(INFORMATION SUPPLIED Opens)

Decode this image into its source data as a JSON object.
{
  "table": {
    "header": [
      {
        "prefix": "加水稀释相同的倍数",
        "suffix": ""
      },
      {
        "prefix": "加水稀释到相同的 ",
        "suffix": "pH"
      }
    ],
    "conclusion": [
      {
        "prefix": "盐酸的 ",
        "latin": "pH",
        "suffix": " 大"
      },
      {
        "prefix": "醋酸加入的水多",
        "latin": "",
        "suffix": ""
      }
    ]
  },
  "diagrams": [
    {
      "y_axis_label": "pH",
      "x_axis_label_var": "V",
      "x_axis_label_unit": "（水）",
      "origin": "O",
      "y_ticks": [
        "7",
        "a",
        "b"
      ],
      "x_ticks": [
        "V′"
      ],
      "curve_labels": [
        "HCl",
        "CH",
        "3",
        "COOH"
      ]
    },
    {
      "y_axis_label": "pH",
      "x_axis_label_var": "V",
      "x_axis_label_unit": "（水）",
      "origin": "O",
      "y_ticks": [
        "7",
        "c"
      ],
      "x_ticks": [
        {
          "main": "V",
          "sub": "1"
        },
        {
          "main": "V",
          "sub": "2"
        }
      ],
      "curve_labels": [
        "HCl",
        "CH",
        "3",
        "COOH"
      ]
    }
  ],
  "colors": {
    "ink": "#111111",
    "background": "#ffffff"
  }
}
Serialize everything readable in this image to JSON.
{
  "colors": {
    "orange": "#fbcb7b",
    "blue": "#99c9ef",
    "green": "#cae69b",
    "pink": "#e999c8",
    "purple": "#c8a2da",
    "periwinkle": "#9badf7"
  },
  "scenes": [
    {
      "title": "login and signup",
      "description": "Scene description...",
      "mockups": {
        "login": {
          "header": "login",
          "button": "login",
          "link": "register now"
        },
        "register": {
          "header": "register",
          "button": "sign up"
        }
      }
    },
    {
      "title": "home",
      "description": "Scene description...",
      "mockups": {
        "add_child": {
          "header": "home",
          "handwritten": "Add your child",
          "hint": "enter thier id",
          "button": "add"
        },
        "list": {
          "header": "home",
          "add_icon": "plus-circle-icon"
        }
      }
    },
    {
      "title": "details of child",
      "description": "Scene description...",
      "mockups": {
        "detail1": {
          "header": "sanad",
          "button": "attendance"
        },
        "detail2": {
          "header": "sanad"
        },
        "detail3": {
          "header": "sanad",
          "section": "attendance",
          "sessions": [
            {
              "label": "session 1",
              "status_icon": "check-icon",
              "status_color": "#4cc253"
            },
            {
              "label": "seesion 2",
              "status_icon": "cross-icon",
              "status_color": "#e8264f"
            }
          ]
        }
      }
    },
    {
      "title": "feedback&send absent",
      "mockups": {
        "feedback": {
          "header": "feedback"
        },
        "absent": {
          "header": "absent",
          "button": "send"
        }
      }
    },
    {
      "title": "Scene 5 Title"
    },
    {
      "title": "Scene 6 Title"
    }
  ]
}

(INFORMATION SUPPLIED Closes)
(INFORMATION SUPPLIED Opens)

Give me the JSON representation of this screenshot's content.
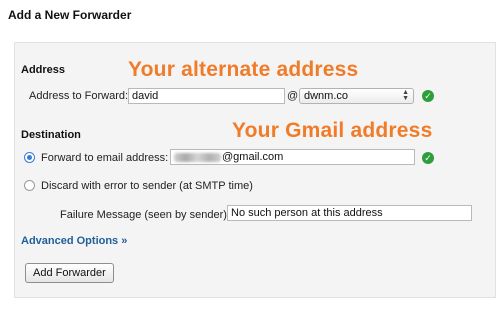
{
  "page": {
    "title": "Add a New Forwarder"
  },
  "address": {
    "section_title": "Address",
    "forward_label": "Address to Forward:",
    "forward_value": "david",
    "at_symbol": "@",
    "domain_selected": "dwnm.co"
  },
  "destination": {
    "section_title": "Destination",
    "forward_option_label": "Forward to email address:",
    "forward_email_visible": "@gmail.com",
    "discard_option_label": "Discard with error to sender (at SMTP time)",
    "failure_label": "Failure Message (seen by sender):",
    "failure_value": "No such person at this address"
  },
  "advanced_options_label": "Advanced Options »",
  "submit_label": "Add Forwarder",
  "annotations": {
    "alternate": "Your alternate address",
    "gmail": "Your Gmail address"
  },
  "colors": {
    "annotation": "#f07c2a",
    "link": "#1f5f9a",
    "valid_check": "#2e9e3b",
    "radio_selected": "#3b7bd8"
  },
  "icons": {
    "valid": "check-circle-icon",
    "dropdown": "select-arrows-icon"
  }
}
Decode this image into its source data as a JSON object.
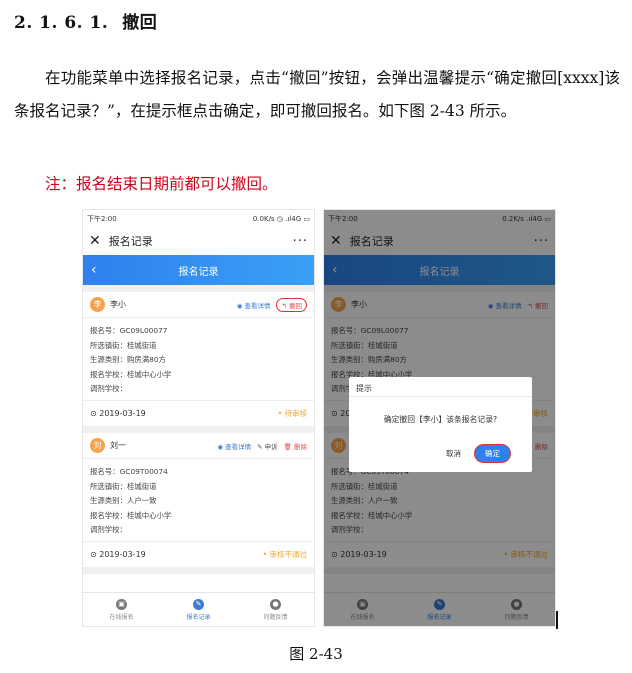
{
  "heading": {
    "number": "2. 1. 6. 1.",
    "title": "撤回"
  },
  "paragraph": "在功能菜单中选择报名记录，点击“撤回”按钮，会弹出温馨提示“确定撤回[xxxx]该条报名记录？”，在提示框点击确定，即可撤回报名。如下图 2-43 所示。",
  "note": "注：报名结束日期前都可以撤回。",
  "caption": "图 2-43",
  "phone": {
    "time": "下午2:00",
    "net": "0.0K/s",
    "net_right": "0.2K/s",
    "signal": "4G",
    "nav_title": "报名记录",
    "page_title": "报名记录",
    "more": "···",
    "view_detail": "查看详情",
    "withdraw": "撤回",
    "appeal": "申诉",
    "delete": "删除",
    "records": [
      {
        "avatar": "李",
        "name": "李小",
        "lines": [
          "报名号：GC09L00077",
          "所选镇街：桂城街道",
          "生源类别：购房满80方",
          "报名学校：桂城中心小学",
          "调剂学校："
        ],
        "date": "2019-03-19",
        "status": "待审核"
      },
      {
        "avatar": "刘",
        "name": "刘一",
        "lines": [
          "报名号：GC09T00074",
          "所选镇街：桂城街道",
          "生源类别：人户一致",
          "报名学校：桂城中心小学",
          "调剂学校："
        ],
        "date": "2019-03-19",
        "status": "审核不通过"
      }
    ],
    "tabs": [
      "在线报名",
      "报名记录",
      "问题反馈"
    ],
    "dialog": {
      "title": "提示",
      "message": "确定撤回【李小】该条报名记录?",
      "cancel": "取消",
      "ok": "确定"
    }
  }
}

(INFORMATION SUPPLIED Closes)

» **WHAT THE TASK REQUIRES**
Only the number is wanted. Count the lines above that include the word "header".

» **RESULT OF THE EXERCISE**
10